• Problem to work on: In full and without alteration, return the records below.

• Supplied material:
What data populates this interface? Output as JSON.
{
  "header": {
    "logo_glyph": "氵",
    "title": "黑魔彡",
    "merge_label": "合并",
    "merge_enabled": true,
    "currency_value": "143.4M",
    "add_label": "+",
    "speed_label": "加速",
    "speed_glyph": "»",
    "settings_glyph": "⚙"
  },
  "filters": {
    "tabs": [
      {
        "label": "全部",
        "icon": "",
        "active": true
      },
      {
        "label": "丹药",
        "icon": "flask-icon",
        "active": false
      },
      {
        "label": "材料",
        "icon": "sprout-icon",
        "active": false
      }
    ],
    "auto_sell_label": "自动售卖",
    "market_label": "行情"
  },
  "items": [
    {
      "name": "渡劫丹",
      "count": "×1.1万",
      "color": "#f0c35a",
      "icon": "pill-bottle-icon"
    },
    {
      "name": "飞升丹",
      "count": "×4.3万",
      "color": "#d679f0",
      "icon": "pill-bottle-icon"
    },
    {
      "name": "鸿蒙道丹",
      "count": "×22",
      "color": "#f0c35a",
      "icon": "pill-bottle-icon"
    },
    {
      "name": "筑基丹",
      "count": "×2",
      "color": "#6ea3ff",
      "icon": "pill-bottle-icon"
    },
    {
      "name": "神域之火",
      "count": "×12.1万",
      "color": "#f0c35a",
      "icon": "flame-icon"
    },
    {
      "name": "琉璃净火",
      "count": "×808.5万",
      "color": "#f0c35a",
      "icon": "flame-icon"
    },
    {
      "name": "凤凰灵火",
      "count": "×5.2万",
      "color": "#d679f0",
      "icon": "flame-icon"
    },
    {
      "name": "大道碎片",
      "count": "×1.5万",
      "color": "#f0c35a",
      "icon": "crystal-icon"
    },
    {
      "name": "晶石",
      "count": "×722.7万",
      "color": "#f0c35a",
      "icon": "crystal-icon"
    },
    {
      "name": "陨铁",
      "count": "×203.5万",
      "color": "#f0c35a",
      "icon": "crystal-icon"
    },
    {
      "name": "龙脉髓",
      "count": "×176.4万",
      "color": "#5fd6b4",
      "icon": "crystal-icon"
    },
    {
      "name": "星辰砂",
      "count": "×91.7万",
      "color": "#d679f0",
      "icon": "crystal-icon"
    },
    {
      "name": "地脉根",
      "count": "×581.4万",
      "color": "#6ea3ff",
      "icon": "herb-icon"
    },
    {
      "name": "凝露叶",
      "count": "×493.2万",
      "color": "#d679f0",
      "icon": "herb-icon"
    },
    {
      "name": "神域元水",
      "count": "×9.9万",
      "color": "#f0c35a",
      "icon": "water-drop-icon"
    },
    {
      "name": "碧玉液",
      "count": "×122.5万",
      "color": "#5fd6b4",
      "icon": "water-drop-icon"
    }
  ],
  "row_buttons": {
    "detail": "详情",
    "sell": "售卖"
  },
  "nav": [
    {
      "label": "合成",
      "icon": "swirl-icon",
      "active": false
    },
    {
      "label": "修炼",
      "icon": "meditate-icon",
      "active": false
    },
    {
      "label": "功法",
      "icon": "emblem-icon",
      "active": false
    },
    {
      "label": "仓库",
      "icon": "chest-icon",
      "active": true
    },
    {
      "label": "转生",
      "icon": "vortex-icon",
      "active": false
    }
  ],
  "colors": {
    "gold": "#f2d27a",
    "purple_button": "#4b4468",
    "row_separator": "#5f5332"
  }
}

• Task output:
What data populates this interface? Output as JSON.
{
  "header": {
    "logo_glyph": "氵",
    "title": "黑魔彡",
    "merge_label": "合并",
    "merge_enabled": true,
    "currency_value": "143.4M",
    "add_label": "+",
    "speed_label": "加速",
    "speed_glyph": "»",
    "settings_glyph": "⚙"
  },
  "filters": {
    "tabs": [
      {
        "label": "全部",
        "icon": "",
        "active": true
      },
      {
        "label": "丹药",
        "icon": "flask-icon",
        "active": false
      },
      {
        "label": "材料",
        "icon": "sprout-icon",
        "active": false
      }
    ],
    "auto_sell_label": "自动售卖",
    "market_label": "行情"
  },
  "items": [
    {
      "name": "渡劫丹",
      "count": "×1.1万",
      "color": "#f0c35a",
      "icon": "pill-bottle-icon"
    },
    {
      "name": "飞升丹",
      "count": "×4.3万",
      "color": "#d679f0",
      "icon": "pill-bottle-icon"
    },
    {
      "name": "鸿蒙道丹",
      "count": "×22",
      "color": "#f0c35a",
      "icon": "pill-bottle-icon"
    },
    {
      "name": "筑基丹",
      "count": "×2",
      "color": "#6ea3ff",
      "icon": "pill-bottle-icon"
    },
    {
      "name": "神域之火",
      "count": "×12.1万",
      "color": "#f0c35a",
      "icon": "flame-icon"
    },
    {
      "name": "琉璃净火",
      "count": "×808.5万",
      "color": "#f0c35a",
      "icon": "flame-icon"
    },
    {
      "name": "凤凰灵火",
      "count": "×5.2万",
      "color": "#d679f0",
      "icon": "flame-icon"
    },
    {
      "name": "大道碎片",
      "count": "×1.5万",
      "color": "#f0c35a",
      "icon": "crystal-icon"
    },
    {
      "name": "晶石",
      "count": "×722.7万",
      "color": "#f0c35a",
      "icon": "crystal-icon"
    },
    {
      "name": "陨铁",
      "count": "×203.5万",
      "color": "#f0c35a",
      "icon": "crystal-icon"
    },
    {
      "name": "龙脉髓",
      "count": "×176.4万",
      "color": "#5fd6b4",
      "icon": "crystal-icon"
    },
    {
      "name": "星辰砂",
      "count": "×91.7万",
      "color": "#d679f0",
      "icon": "crystal-icon"
    },
    {
      "name": "地脉根",
      "count": "×581.4万",
      "color": "#6ea3ff",
      "icon": "herb-icon"
    },
    {
      "name": "凝露叶",
      "count": "×493.2万",
      "color": "#d679f0",
      "icon": "herb-icon"
    },
    {
      "name": "神域元水",
      "count": "×9.9万",
      "color": "#f0c35a",
      "icon": "water-drop-icon"
    },
    {
      "name": "碧玉液",
      "count": "×122.5万",
      "color": "#5fd6b4",
      "icon": "water-drop-icon"
    }
  ],
  "row_buttons": {
    "detail": "详情",
    "sell": "售卖"
  },
  "nav": [
    {
      "label": "合成",
      "icon": "swirl-icon",
      "active": false
    },
    {
      "label": "修炼",
      "icon": "meditate-icon",
      "active": false
    },
    {
      "label": "功法",
      "icon": "emblem-icon",
      "active": false
    },
    {
      "label": "仓库",
      "icon": "chest-icon",
      "active": true
    },
    {
      "label": "转生",
      "icon": "vortex-icon",
      "active": false
    }
  ],
  "colors": {
    "gold": "#f2d27a",
    "purple_button": "#4b4468",
    "row_separator": "#5f5332"
  }
}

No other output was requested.